    The court could also have said “Employees can take their pay and purchase all the contraceptions they want, and you will still have to pay them. You do not have the legal right to dictate how they spend their pay.”

  • colnago80

    Re xuuths @ #4

    Employees can take their pay and purchase all the contraceptions they want, and you will still have to pay them. You do not have the legal right to dictate how they spend their pay

    That’s not entirely true. An employee who is found to be spending part of his pay on heroin or other illegal substances can be fired.

  • Jeremy Shaffer

    In this case, the Little Sisters of the Poor claimed that the mere act of having to inform DHS of their objection to the mandate makes them complicit in allowing their employees to have coverage for birth control.

    You know, the Little Sisters have a point here. See, a few years ago, I informed someone of my objection to murder. Since I did that the police determined I was complicit in the very first murder that came along. Now, to make it worse, every time someone commits a murder- anywhere in the world- I get my sentence increased all because me saying I had an objection to murder makes me complicit to murder.

    At this rate, I’ll never get out of prison.

  • John Pieret

    One of the “arguments” of the Little Sisters is that, if they refuse to pay for contraceptives in their self-funded plan and refuse to notify the DHS, they would be subjected to fines and those fines would be a substantial burden on them.

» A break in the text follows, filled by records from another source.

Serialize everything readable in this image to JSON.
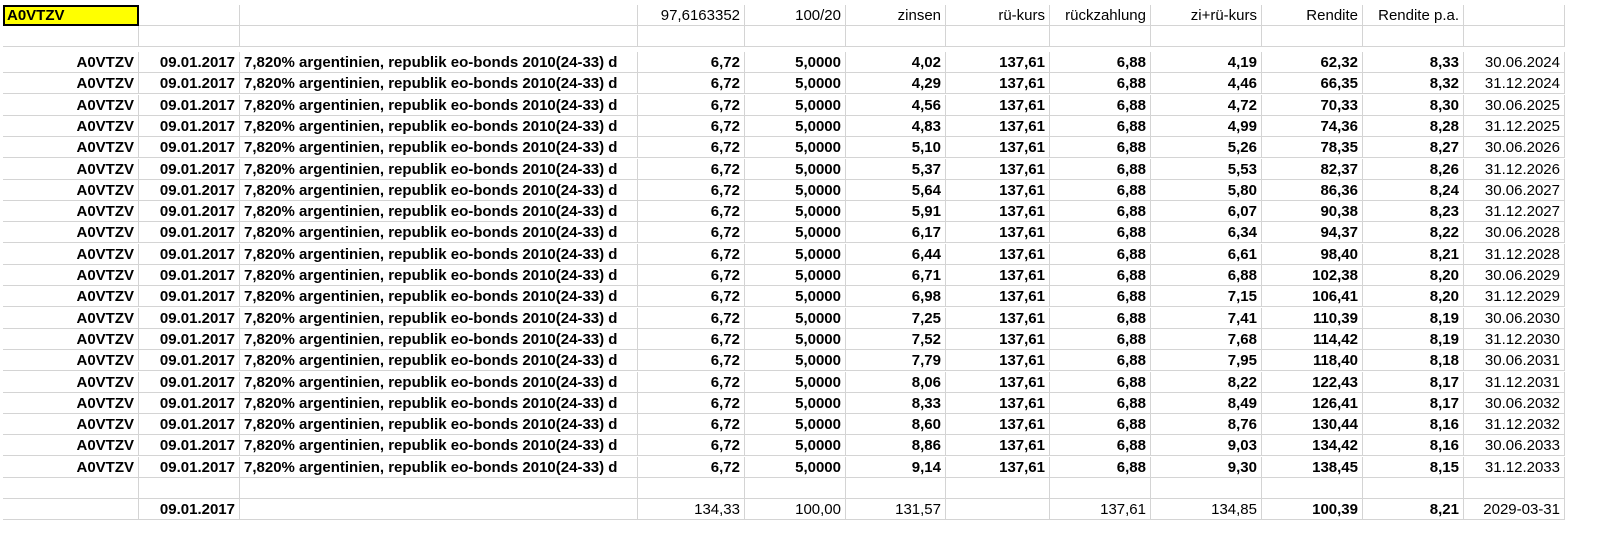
{
  "header": {
    "cells": [
      "A0VTZV",
      "",
      "",
      "97,6163352",
      "100/20",
      "zinsen",
      "rü-kurs",
      "rückzahlung",
      "zi+rü-kurs",
      "Rendite",
      "Rendite p.a.",
      ""
    ],
    "active_cell_fill": "#ffff00"
  },
  "row_template": {
    "wkn": "A0VTZV",
    "date": "09.01.2017",
    "name": "7,820% argentinien, republik eo-bonds 2010(24-33) d",
    "kurs": "6,72",
    "ratio": "5,0000",
    "rue_kurs": "137,61",
    "rueckzahlung": "6,88"
  },
  "rows": [
    {
      "zinsen": "4,02",
      "zi_rue": "4,19",
      "rendite": "62,32",
      "rendite_pa": "8,33",
      "datum": "30.06.2024"
    },
    {
      "zinsen": "4,29",
      "zi_rue": "4,46",
      "rendite": "66,35",
      "rendite_pa": "8,32",
      "datum": "31.12.2024"
    },
    {
      "zinsen": "4,56",
      "zi_rue": "4,72",
      "rendite": "70,33",
      "rendite_pa": "8,30",
      "datum": "30.06.2025"
    },
    {
      "zinsen": "4,83",
      "zi_rue": "4,99",
      "rendite": "74,36",
      "rendite_pa": "8,28",
      "datum": "31.12.2025"
    },
    {
      "zinsen": "5,10",
      "zi_rue": "5,26",
      "rendite": "78,35",
      "rendite_pa": "8,27",
      "datum": "30.06.2026"
    },
    {
      "zinsen": "5,37",
      "zi_rue": "5,53",
      "rendite": "82,37",
      "rendite_pa": "8,26",
      "datum": "31.12.2026"
    },
    {
      "zinsen": "5,64",
      "zi_rue": "5,80",
      "rendite": "86,36",
      "rendite_pa": "8,24",
      "datum": "30.06.2027"
    },
    {
      "zinsen": "5,91",
      "zi_rue": "6,07",
      "rendite": "90,38",
      "rendite_pa": "8,23",
      "datum": "31.12.2027"
    },
    {
      "zinsen": "6,17",
      "zi_rue": "6,34",
      "rendite": "94,37",
      "rendite_pa": "8,22",
      "datum": "30.06.2028"
    },
    {
      "zinsen": "6,44",
      "zi_rue": "6,61",
      "rendite": "98,40",
      "rendite_pa": "8,21",
      "datum": "31.12.2028"
    },
    {
      "zinsen": "6,71",
      "zi_rue": "6,88",
      "rendite": "102,38",
      "rendite_pa": "8,20",
      "datum": "30.06.2029"
    },
    {
      "zinsen": "6,98",
      "zi_rue": "7,15",
      "rendite": "106,41",
      "rendite_pa": "8,20",
      "datum": "31.12.2029"
    },
    {
      "zinsen": "7,25",
      "zi_rue": "7,41",
      "rendite": "110,39",
      "rendite_pa": "8,19",
      "datum": "30.06.2030"
    },
    {
      "zinsen": "7,52",
      "zi_rue": "7,68",
      "rendite": "114,42",
      "rendite_pa": "8,19",
      "datum": "31.12.2030"
    },
    {
      "zinsen": "7,79",
      "zi_rue": "7,95",
      "rendite": "118,40",
      "rendite_pa": "8,18",
      "datum": "30.06.2031"
    },
    {
      "zinsen": "8,06",
      "zi_rue": "8,22",
      "rendite": "122,43",
      "rendite_pa": "8,17",
      "datum": "31.12.2031"
    },
    {
      "zinsen": "8,33",
      "zi_rue": "8,49",
      "rendite": "126,41",
      "rendite_pa": "8,17",
      "datum": "30.06.2032"
    },
    {
      "zinsen": "8,60",
      "zi_rue": "8,76",
      "rendite": "130,44",
      "rendite_pa": "8,16",
      "datum": "31.12.2032"
    },
    {
      "zinsen": "8,86",
      "zi_rue": "9,03",
      "rendite": "134,42",
      "rendite_pa": "8,16",
      "datum": "30.06.2033"
    },
    {
      "zinsen": "9,14",
      "zi_rue": "9,30",
      "rendite": "138,45",
      "rendite_pa": "8,15",
      "datum": "31.12.2033"
    }
  ],
  "totals": {
    "date": "09.01.2017",
    "kurs": "134,33",
    "ratio": "100,00",
    "zinsen": "131,57",
    "rue_kurs": "",
    "rueckzahlung": "137,61",
    "zi_rue": "134,85",
    "rendite": "100,39",
    "rendite_pa": "8,21",
    "datum": "2029-03-31"
  }
}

Essentially they are claiming that violating a law that doesn’t impose any more burden on them than filling out a two page form to get an accommodation leads to a substantial burden because they choose to violate it.

    Lewis Carroll would be proud. And one judge went along with them.

    I suppose, if SCOTUS went along with this, that the next step might be to require that all self-providers declare whether they are religious corporations (surely not a burden … or it could be taken from their tax returns) and, unless such corporations confirm in writing that they will provide coverage within 20 days of the beginning of the coverage year, require the third-party administrator to provide it as the law requires.

  • D. C. Sessions

    An employee who is found to be spending part of his pay on heroin or other illegal substances can be fired.

    Nope. An employee who is found to be using heroin etc. can be fired, regardless of where the stuff comes from. Contrariwise, an employee who is spending part of his pay on heroin etc. but not using it (perhaps giving it to someone else) is really only in employment trouble if s/he gets arrested for it.

  • speedwell

    Little Sisters et. al. appear to be arguing that filing the form or report saying that they opt-out is a step in enabling an employee to obtain coverage for contraceptives or other medical treatment with which they disagree. Evidently they are entitled to dodge the requirement by administering their own self-insured medical plan in-house.

    They had better never fire an employee, then. That would be the first step to enabling the former employee to obtain the coverage at issue as the employee of a new firm.